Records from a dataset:
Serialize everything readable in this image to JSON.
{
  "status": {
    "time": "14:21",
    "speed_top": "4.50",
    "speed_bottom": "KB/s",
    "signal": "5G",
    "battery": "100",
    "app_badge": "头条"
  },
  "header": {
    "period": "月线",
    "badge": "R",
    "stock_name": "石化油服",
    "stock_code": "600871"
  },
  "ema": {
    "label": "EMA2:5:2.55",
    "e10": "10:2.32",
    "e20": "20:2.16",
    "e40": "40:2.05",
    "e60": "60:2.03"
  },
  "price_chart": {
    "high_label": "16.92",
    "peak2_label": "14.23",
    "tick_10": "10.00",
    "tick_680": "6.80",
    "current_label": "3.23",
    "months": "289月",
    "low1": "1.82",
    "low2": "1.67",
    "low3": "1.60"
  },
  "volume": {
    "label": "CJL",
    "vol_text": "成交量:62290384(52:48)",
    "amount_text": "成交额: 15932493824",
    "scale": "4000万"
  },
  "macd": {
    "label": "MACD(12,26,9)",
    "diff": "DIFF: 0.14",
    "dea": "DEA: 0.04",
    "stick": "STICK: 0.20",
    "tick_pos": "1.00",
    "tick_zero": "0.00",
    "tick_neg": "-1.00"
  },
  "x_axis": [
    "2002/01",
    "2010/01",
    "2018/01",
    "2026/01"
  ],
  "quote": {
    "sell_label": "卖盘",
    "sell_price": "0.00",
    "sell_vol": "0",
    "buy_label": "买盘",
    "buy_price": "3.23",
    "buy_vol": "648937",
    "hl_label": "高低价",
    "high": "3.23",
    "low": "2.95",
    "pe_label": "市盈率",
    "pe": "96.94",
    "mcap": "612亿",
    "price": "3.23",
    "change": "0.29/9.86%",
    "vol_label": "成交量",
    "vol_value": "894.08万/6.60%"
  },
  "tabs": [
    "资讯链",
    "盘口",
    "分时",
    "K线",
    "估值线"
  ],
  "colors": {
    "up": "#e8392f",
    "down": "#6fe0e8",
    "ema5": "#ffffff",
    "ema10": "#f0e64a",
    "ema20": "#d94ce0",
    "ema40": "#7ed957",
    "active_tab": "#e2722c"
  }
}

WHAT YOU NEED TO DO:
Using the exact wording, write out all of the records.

OUTPUT FOR THIS EXERCISE:
Serialize everything readable in this image to JSON.
{
  "status": {
    "time": "14:21",
    "speed_top": "4.50",
    "speed_bottom": "KB/s",
    "signal": "5G",
    "battery": "100",
    "app_badge": "头条"
  },
  "header": {
    "period": "月线",
    "badge": "R",
    "stock_name": "石化油服",
    "stock_code": "600871"
  },
  "ema": {
    "label": "EMA2:5:2.55",
    "e10": "10:2.32",
    "e20": "20:2.16",
    "e40": "40:2.05",
    "e60": "60:2.03"
  },
  "price_chart": {
    "high_label": "16.92",
    "peak2_label": "14.23",
    "tick_10": "10.00",
    "tick_680": "6.80",
    "current_label": "3.23",
    "months": "289月",
    "low1": "1.82",
    "low2": "1.67",
    "low3": "1.60"
  },
  "volume": {
    "label": "CJL",
    "vol_text": "成交量:62290384(52:48)",
    "amount_text": "成交额: 15932493824",
    "scale": "4000万"
  },
  "macd": {
    "label": "MACD(12,26,9)",
    "diff": "DIFF: 0.14",
    "dea": "DEA: 0.04",
    "stick": "STICK: 0.20",
    "tick_pos": "1.00",
    "tick_zero": "0.00",
    "tick_neg": "-1.00"
  },
  "x_axis": [
    "2002/01",
    "2010/01",
    "2018/01",
    "2026/01"
  ],
  "quote": {
    "sell_label": "卖盘",
    "sell_price": "0.00",
    "sell_vol": "0",
    "buy_label": "买盘",
    "buy_price": "3.23",
    "buy_vol": "648937",
    "hl_label": "高低价",
    "high": "3.23",
    "low": "2.95",
    "pe_label": "市盈率",
    "pe": "96.94",
    "mcap": "612亿",
    "price": "3.23",
    "change": "0.29/9.86%",
    "vol_label": "成交量",
    "vol_value": "894.08万/6.60%"
  },
  "tabs": [
    "资讯链",
    "盘口",
    "分时",
    "K线",
    "估值线"
  ],
  "colors": {
    "up": "#e8392f",
    "down": "#6fe0e8",
    "ema5": "#ffffff",
    "ema10": "#f0e64a",
    "ema20": "#d94ce0",
    "ema40": "#7ed957",
    "active_tab": "#e2722c"
  }
}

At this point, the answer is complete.